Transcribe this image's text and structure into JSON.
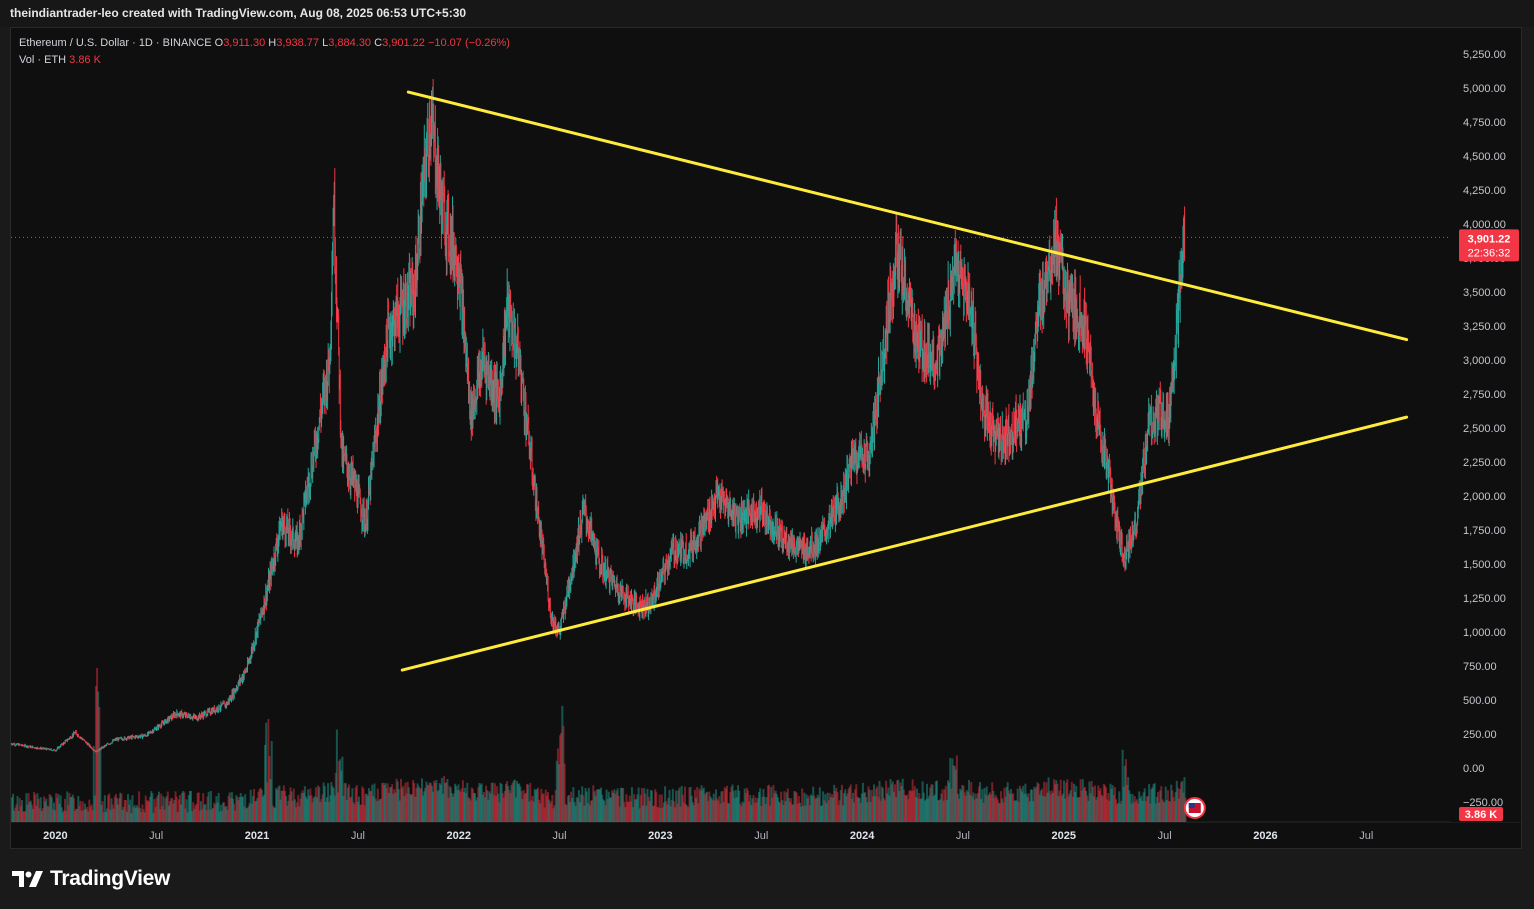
{
  "header": {
    "attribution": "theindiantrader-leo created with TradingView.com, Aug 08, 2025 06:53 UTC+5:30"
  },
  "legend": {
    "symbol": "Ethereum / U.S. Dollar · 1D · BINANCE",
    "o_label": "O",
    "o_value": "3,911.30",
    "h_label": "H",
    "h_value": "3,938.77",
    "l_label": "L",
    "l_value": "3,884.30",
    "c_label": "C",
    "c_value": "3,901.22",
    "change": "−10.07 (−0.26%)",
    "vol_label": "Vol · ETH",
    "vol_value": "3.86 K"
  },
  "price_badge": {
    "price": "3,901.22",
    "countdown": "22:36:32"
  },
  "volume_badge": "3.86 K",
  "footer": {
    "brand": "TradingView",
    "logo_icon": "tradingview-logo-icon"
  },
  "colors": {
    "up": "#26a69a",
    "down": "#f23645",
    "trendline": "#ffeb3b",
    "background": "#0f0f0f"
  },
  "chart_data": {
    "type": "candlestick",
    "title": "Ethereum / U.S. Dollar · 1D · BINANCE",
    "y_ticks": [
      "5,250.00",
      "5,000.00",
      "4,750.00",
      "4,500.00",
      "4,250.00",
      "4,000.00",
      "3,750.00",
      "3,500.00",
      "3,250.00",
      "3,000.00",
      "2,750.00",
      "2,500.00",
      "2,250.00",
      "2,000.00",
      "1,750.00",
      "1,500.00",
      "1,250.00",
      "1,000.00",
      "750.00",
      "500.00",
      "250.00",
      "0.00",
      "−250.00"
    ],
    "y_tick_values": [
      5250,
      5000,
      4750,
      4500,
      4250,
      4000,
      3750,
      3500,
      3250,
      3000,
      2750,
      2500,
      2250,
      2000,
      1750,
      1500,
      1250,
      1000,
      750,
      500,
      250,
      0,
      -250
    ],
    "ylim": [
      -250,
      5250
    ],
    "x_ticks": [
      {
        "label": "2020",
        "t": 2020.0
      },
      {
        "label": "Jul",
        "t": 2020.5
      },
      {
        "label": "2021",
        "t": 2021.0
      },
      {
        "label": "Jul",
        "t": 2021.5
      },
      {
        "label": "2022",
        "t": 2022.0
      },
      {
        "label": "Jul",
        "t": 2022.5
      },
      {
        "label": "2023",
        "t": 2023.0
      },
      {
        "label": "Jul",
        "t": 2023.5
      },
      {
        "label": "2024",
        "t": 2024.0
      },
      {
        "label": "Jul",
        "t": 2024.5
      },
      {
        "label": "2025",
        "t": 2025.0
      },
      {
        "label": "Jul",
        "t": 2025.5
      },
      {
        "label": "2026",
        "t": 2026.0
      },
      {
        "label": "Jul",
        "t": 2026.5
      }
    ],
    "bold_years": [
      "2020",
      "2021",
      "2022",
      "2023",
      "2024",
      "2025",
      "2026"
    ],
    "price_series": [
      [
        2019.78,
        180
      ],
      [
        2019.9,
        150
      ],
      [
        2020.0,
        130
      ],
      [
        2020.1,
        260
      ],
      [
        2020.2,
        120
      ],
      [
        2020.3,
        210
      ],
      [
        2020.45,
        240
      ],
      [
        2020.6,
        400
      ],
      [
        2020.7,
        370
      ],
      [
        2020.85,
        470
      ],
      [
        2020.95,
        730
      ],
      [
        2021.05,
        1300
      ],
      [
        2021.12,
        1800
      ],
      [
        2021.2,
        1650
      ],
      [
        2021.28,
        2300
      ],
      [
        2021.36,
        3000
      ],
      [
        2021.38,
        4200
      ],
      [
        2021.42,
        2300
      ],
      [
        2021.48,
        2100
      ],
      [
        2021.54,
        1800
      ],
      [
        2021.6,
        2600
      ],
      [
        2021.65,
        3200
      ],
      [
        2021.72,
        3400
      ],
      [
        2021.78,
        3500
      ],
      [
        2021.82,
        4200
      ],
      [
        2021.86,
        4800
      ],
      [
        2021.92,
        4100
      ],
      [
        2022.0,
        3700
      ],
      [
        2022.06,
        2600
      ],
      [
        2022.12,
        3000
      ],
      [
        2022.2,
        2700
      ],
      [
        2022.24,
        3400
      ],
      [
        2022.3,
        3000
      ],
      [
        2022.38,
        2000
      ],
      [
        2022.46,
        1100
      ],
      [
        2022.5,
        1000
      ],
      [
        2022.58,
        1600
      ],
      [
        2022.62,
        1900
      ],
      [
        2022.7,
        1500
      ],
      [
        2022.8,
        1300
      ],
      [
        2022.88,
        1200
      ],
      [
        2022.95,
        1200
      ],
      [
        2023.06,
        1600
      ],
      [
        2023.14,
        1600
      ],
      [
        2023.22,
        1800
      ],
      [
        2023.28,
        2000
      ],
      [
        2023.38,
        1850
      ],
      [
        2023.5,
        1900
      ],
      [
        2023.6,
        1700
      ],
      [
        2023.7,
        1600
      ],
      [
        2023.78,
        1650
      ],
      [
        2023.84,
        1800
      ],
      [
        2023.9,
        2000
      ],
      [
        2023.96,
        2300
      ],
      [
        2024.04,
        2300
      ],
      [
        2024.1,
        3000
      ],
      [
        2024.17,
        3800
      ],
      [
        2024.2,
        3600
      ],
      [
        2024.28,
        3100
      ],
      [
        2024.38,
        3000
      ],
      [
        2024.46,
        3700
      ],
      [
        2024.54,
        3400
      ],
      [
        2024.6,
        2600
      ],
      [
        2024.68,
        2400
      ],
      [
        2024.75,
        2500
      ],
      [
        2024.82,
        2600
      ],
      [
        2024.86,
        3200
      ],
      [
        2024.92,
        3700
      ],
      [
        2024.96,
        3900
      ],
      [
        2025.02,
        3400
      ],
      [
        2025.1,
        3300
      ],
      [
        2025.16,
        2600
      ],
      [
        2025.22,
        2200
      ],
      [
        2025.26,
        1800
      ],
      [
        2025.3,
        1550
      ],
      [
        2025.36,
        1800
      ],
      [
        2025.42,
        2500
      ],
      [
        2025.48,
        2600
      ],
      [
        2025.52,
        2600
      ],
      [
        2025.56,
        3200
      ],
      [
        2025.58,
        3600
      ],
      [
        2025.6,
        3900
      ]
    ],
    "volume_spikes": [
      [
        2020.2,
        150
      ],
      [
        2021.05,
        90
      ],
      [
        2021.4,
        70
      ],
      [
        2022.5,
        100
      ],
      [
        2024.45,
        40
      ],
      [
        2025.3,
        40
      ]
    ],
    "trendlines": [
      {
        "name": "descending-resistance",
        "from": [
          2021.75,
          4970
        ],
        "to": [
          2026.7,
          3150
        ]
      },
      {
        "name": "ascending-support",
        "from": [
          2021.72,
          720
        ],
        "to": [
          2026.7,
          2580
        ]
      }
    ],
    "current_price": 3901.22,
    "grid": false
  }
}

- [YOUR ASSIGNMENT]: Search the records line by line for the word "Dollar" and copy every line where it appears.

- [COMPLETED TASK]:
    "symbol": "Ethereum / U.S. Dollar · 1D · BINANCE",
    "title": "Ethereum / U.S. Dollar · 1D · BINANCE",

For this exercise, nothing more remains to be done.